> [Task goal]:
A precise reproduction of every record below is needed, minus the pictures.

> [Extracted material]:
────

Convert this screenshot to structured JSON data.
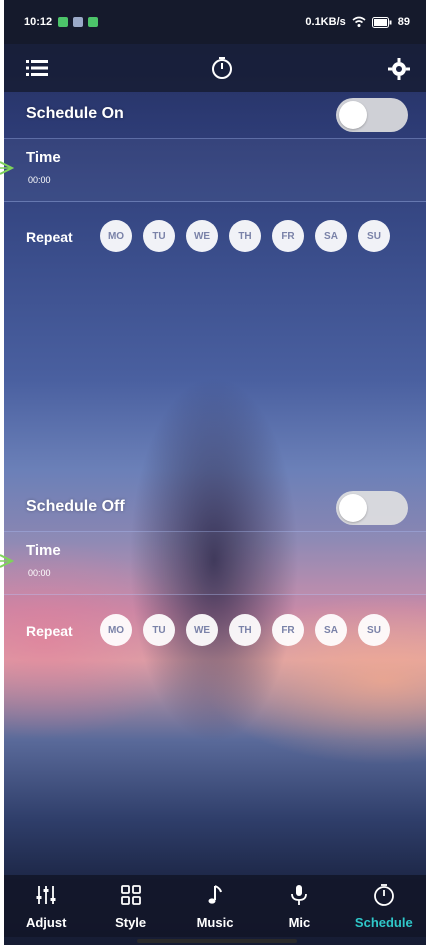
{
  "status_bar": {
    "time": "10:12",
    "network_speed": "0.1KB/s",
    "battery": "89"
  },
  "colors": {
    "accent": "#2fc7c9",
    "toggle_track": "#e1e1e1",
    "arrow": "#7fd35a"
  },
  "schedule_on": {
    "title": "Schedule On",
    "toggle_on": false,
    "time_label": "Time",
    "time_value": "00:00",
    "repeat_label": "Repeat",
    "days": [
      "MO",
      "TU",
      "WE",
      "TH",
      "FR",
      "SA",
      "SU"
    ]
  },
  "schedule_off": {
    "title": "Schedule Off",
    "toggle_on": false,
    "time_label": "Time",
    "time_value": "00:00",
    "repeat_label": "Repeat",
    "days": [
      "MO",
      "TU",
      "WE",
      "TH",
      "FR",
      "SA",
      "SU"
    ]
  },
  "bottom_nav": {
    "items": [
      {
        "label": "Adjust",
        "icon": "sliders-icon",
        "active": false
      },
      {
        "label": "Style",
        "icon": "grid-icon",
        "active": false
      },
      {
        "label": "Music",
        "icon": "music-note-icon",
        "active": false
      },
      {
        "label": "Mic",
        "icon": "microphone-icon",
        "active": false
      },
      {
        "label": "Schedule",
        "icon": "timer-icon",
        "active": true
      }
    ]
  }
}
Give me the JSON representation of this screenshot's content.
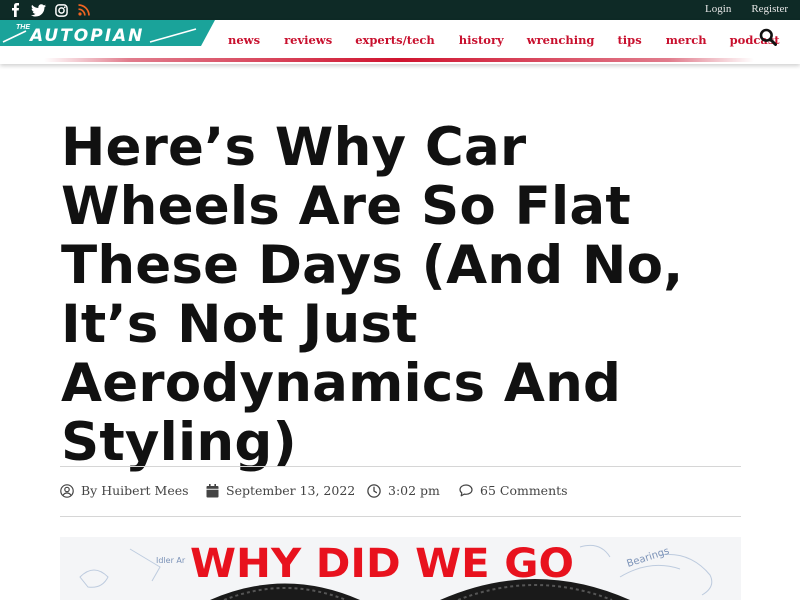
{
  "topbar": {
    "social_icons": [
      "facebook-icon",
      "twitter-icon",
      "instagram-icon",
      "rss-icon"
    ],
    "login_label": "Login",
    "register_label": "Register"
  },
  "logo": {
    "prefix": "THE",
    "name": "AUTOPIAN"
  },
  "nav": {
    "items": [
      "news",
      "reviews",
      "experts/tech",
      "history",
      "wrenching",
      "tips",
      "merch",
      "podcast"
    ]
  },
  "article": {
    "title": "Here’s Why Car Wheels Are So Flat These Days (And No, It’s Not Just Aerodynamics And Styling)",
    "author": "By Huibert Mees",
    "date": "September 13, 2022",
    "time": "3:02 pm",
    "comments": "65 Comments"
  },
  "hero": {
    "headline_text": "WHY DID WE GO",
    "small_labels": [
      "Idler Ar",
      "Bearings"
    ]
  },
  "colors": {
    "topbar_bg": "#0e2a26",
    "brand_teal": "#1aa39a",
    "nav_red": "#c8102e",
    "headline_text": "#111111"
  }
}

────

> [Answer space]:
Convert this screenshot to structured JSON data.
{
  "status_bar": {
    "time": "10:12",
    "network_speed": "0.1KB/s",
    "battery": "89"
  },
  "colors": {
    "accent": "#2fc7c9",
    "toggle_track": "#e1e1e1",
    "arrow": "#7fd35a"
  },
  "schedule_on": {
    "title": "Schedule On",
    "toggle_on": false,
    "time_label": "Time",
    "time_value": "00:00",
    "repeat_label": "Repeat",
    "days": [
      "MO",
      "TU",
      "WE",
      "TH",
      "FR",
      "SA",
      "SU"
    ]
  },
  "schedule_off": {
    "title": "Schedule Off",
    "toggle_on": false,
    "time_label": "Time",
    "time_value": "00:00",
    "repeat_label": "Repeat",
    "days": [
      "MO",
      "TU",
      "WE",
      "TH",
      "FR",
      "SA",
      "SU"
    ]
  },
  "bottom_nav": {
    "items": [
      {
        "label": "Adjust",
        "icon": "sliders-icon",
        "active": false
      },
      {
        "label": "Style",
        "icon": "grid-icon",
        "active": false
      },
      {
        "label": "Music",
        "icon": "music-note-icon",
        "active": false
      },
      {
        "label": "Mic",
        "icon": "microphone-icon",
        "active": false
      },
      {
        "label": "Schedule",
        "icon": "timer-icon",
        "active": true
      }
    ]
  }
}
Give me the JSON representation of this screenshot's content.
{
  "topbar": {
    "social_icons": [
      "facebook-icon",
      "twitter-icon",
      "instagram-icon",
      "rss-icon"
    ],
    "login_label": "Login",
    "register_label": "Register"
  },
  "logo": {
    "prefix": "THE",
    "name": "AUTOPIAN"
  },
  "nav": {
    "items": [
      "news",
      "reviews",
      "experts/tech",
      "history",
      "wrenching",
      "tips",
      "merch",
      "podcast"
    ]
  },
  "article": {
    "title": "Here’s Why Car Wheels Are So Flat These Days (And No, It’s Not Just Aerodynamics And Styling)",
    "author": "By Huibert Mees",
    "date": "September 13, 2022",
    "time": "3:02 pm",
    "comments": "65 Comments"
  },
  "hero": {
    "headline_text": "WHY DID WE GO",
    "small_labels": [
      "Idler Ar",
      "Bearings"
    ]
  },
  "colors": {
    "topbar_bg": "#0e2a26",
    "brand_teal": "#1aa39a",
    "nav_red": "#c8102e",
    "headline_text": "#111111"
  }
}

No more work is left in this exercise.